Hanny Rivera is a Ph.D. candidate in Biological Oceanography in the Massachusetts Institute of Technology and Woods Hole Oceanographic Institution Joint Program. Her research focuses on reef-building corals and their ability to tolerate elevated temperatures. The coral animal is highly sensitive to temperature changes and can die from prolonged exposure to warmer-than-usual waters. In her thesis, Hanny studies coral colonies that are more tolerant of temperature spikes. Using population genetics and genomics tools, she explores whether these corals may provide offspring to other reefs with less tolerant coral populations. Hanny also studies thermal tolerance in anemones, which are close relatives of corals.

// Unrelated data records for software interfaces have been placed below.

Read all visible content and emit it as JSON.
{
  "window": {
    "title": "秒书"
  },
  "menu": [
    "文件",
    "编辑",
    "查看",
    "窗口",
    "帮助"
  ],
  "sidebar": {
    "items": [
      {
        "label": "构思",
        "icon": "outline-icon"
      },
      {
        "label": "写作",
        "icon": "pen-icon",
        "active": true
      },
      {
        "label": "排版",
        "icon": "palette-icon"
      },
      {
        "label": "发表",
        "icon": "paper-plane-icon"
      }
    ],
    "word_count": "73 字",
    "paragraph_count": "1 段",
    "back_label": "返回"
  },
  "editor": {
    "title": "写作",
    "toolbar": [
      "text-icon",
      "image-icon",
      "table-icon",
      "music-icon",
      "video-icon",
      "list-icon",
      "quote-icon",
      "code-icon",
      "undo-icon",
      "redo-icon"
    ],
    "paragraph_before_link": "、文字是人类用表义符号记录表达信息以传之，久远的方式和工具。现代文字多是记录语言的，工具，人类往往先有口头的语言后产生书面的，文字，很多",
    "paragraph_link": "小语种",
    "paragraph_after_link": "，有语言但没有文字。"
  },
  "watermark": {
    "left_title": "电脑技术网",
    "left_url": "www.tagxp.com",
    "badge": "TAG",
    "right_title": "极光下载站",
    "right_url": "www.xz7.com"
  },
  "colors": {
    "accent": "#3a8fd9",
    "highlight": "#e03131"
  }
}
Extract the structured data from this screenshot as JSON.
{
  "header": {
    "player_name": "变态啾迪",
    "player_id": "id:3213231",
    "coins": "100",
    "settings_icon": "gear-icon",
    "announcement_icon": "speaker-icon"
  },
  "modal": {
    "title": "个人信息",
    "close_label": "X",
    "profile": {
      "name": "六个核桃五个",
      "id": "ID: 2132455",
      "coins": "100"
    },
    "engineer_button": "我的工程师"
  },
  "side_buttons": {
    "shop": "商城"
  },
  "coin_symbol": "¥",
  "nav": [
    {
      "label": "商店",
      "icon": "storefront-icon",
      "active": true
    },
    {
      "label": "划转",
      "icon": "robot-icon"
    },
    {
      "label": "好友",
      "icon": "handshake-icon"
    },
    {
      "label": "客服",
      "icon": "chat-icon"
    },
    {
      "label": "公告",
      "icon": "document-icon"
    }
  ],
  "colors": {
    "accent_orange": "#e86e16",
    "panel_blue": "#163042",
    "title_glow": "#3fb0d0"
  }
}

Coral reefs are among the world’s most diverse and valuable ecosystems; her research seeks to better understand how reefs will fare in the near future.
Hanny grew up snorkeling and SCUBA diving around Miami, Florida, where she developed a fond appreciation for the ocean. She received a BA in Organismic and Evolutionary Biology from Harvard University with a minor in Romance Languages and Literatures. Hanny is also passionate about environmental conservation and sustainability. During her time at MIT, she co-founded the Clean Earth Hackathon, in which NGO, government, and private organizations presented sustainability challenges in their respective industries for participants to solve. She is also the co-President of the Broader Impacts Group at WHOI, which helps Joint Program students improve their communication and outreach skills and better connect science and policy.
In her free time, Hanny volunteers at a local dog shelter. She enjoys running, riding motorcycles, practicing aerial yoga, and making her own environmentally friendly household cleaners.